» RECORDS SHOWN:
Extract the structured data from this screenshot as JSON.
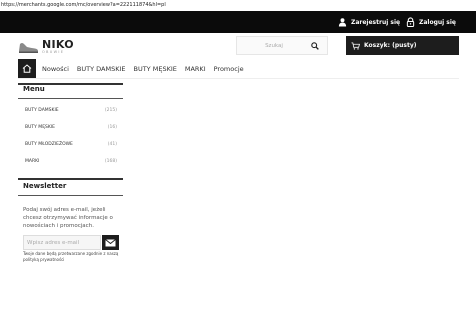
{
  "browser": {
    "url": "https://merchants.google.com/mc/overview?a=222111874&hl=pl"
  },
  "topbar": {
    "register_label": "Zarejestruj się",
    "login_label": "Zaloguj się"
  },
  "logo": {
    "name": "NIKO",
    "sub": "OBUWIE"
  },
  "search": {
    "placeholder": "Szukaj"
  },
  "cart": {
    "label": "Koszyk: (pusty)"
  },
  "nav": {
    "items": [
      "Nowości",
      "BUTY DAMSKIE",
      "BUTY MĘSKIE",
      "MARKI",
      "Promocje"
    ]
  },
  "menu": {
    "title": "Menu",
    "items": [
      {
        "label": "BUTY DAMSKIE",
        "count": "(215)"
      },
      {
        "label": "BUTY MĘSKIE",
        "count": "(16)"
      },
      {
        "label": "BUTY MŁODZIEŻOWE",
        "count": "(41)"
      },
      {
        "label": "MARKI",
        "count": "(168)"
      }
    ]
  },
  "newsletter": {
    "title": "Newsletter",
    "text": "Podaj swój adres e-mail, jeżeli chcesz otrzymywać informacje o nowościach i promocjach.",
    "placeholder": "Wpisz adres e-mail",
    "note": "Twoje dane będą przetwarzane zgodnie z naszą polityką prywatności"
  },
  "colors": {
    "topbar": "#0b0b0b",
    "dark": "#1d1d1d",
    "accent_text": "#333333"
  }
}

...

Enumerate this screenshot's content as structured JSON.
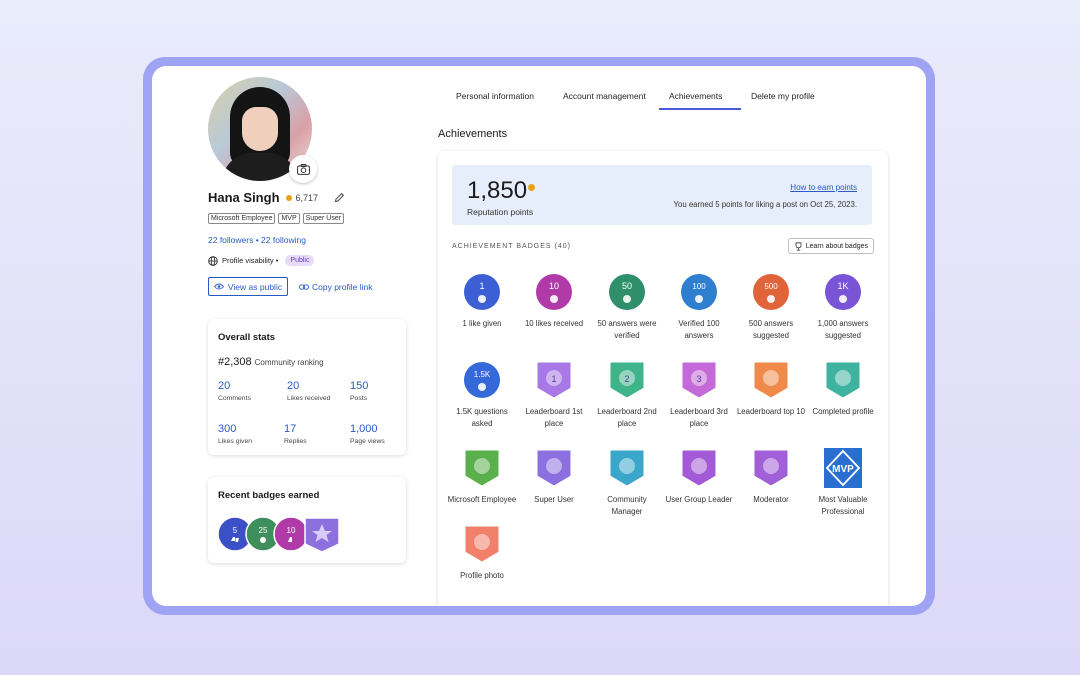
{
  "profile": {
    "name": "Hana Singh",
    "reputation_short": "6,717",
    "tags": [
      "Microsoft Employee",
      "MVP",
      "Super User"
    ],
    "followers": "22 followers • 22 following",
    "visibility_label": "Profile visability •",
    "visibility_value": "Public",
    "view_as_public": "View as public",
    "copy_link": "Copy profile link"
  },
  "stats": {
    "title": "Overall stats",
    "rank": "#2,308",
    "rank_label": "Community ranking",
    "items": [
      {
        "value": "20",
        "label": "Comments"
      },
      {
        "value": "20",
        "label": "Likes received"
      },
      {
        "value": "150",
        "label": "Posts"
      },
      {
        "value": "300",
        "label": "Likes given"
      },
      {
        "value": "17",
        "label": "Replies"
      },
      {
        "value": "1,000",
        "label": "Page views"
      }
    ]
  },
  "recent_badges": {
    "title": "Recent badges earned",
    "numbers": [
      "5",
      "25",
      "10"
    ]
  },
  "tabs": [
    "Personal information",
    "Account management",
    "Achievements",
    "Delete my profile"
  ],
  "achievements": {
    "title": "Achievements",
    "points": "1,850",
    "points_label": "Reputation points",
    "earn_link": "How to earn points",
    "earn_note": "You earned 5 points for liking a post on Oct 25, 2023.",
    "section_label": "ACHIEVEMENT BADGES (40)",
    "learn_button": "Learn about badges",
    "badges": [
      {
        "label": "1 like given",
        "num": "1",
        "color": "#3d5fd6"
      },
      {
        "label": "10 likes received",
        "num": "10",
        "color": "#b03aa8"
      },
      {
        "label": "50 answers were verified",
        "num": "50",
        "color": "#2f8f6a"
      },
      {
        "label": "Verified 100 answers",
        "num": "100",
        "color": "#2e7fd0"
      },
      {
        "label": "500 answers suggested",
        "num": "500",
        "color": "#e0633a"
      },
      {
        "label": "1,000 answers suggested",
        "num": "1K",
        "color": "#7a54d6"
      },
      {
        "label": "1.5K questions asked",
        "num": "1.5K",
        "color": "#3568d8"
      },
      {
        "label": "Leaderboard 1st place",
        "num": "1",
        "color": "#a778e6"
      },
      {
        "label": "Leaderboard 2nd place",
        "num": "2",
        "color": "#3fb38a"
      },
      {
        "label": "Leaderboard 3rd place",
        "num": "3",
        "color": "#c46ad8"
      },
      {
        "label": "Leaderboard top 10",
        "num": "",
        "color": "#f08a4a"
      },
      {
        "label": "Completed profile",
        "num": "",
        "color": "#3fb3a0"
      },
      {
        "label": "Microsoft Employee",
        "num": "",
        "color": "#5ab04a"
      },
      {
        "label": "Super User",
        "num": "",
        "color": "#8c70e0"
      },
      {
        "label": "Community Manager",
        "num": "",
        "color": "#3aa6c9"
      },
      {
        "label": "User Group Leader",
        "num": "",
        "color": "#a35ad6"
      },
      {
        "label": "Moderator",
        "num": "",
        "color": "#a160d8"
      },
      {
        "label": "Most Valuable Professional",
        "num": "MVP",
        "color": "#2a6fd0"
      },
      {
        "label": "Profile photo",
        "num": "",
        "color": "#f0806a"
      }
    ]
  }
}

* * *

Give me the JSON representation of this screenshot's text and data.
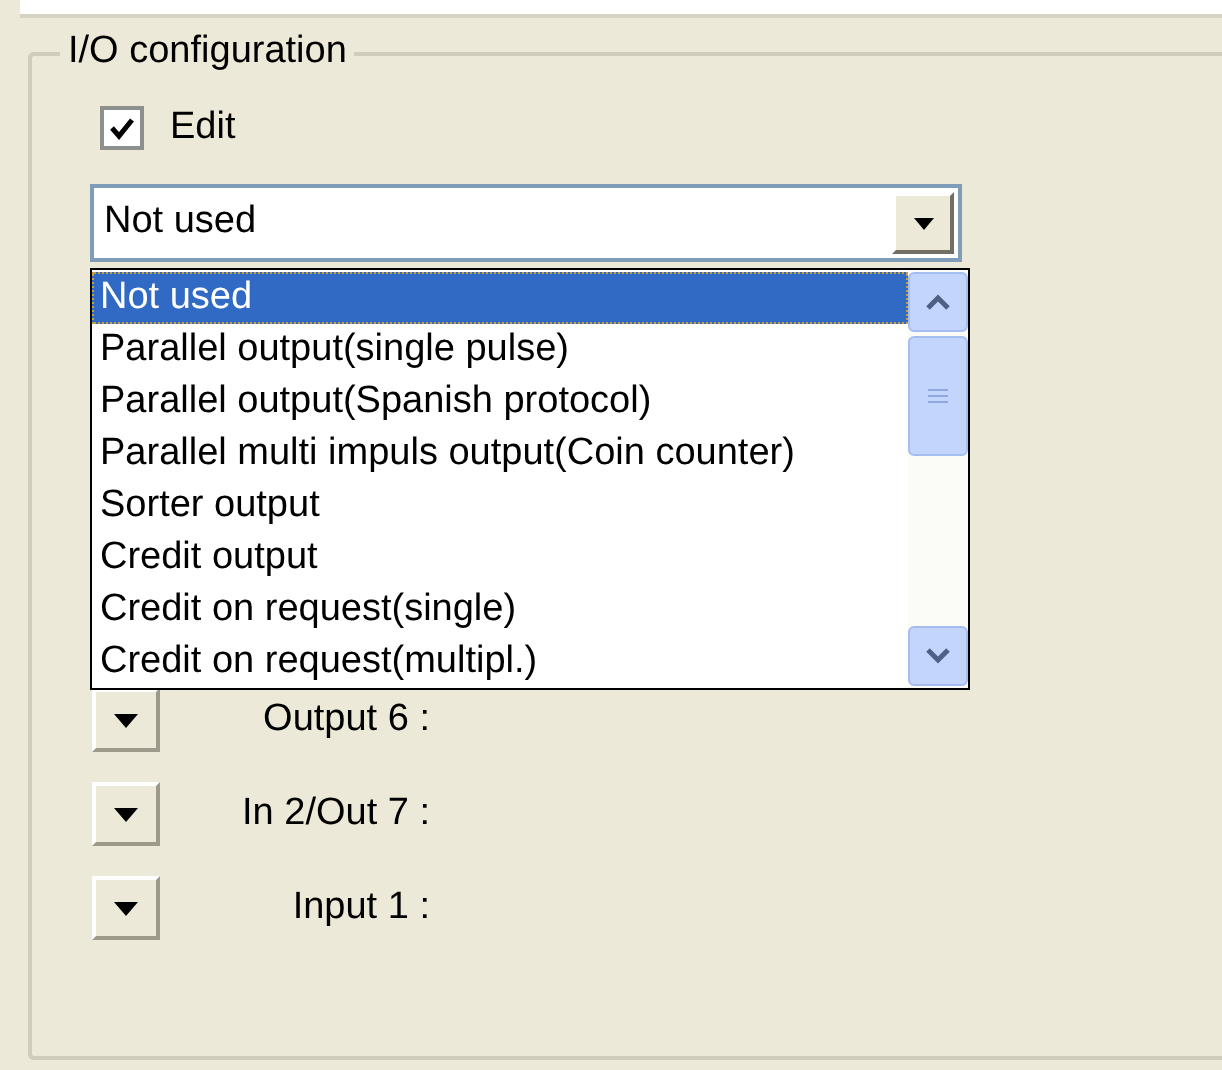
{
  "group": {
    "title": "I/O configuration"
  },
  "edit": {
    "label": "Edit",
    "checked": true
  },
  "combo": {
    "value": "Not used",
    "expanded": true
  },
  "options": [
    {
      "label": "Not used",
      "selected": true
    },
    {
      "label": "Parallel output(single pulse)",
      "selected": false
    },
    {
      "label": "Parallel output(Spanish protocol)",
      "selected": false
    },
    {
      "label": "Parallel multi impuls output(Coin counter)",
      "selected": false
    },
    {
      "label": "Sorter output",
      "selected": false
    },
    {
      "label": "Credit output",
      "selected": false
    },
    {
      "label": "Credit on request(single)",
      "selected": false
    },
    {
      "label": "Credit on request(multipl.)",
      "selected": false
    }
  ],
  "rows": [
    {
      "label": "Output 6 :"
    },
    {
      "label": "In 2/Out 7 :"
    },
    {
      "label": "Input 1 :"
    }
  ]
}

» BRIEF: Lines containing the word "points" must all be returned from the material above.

» OUTPUT OF THE TASK:
    "points": "1,850",
    "points_label": "Reputation points",
    "earn_link": "How to earn points",
    "earn_note": "You earned 5 points for liking a post on Oct 25, 2023.",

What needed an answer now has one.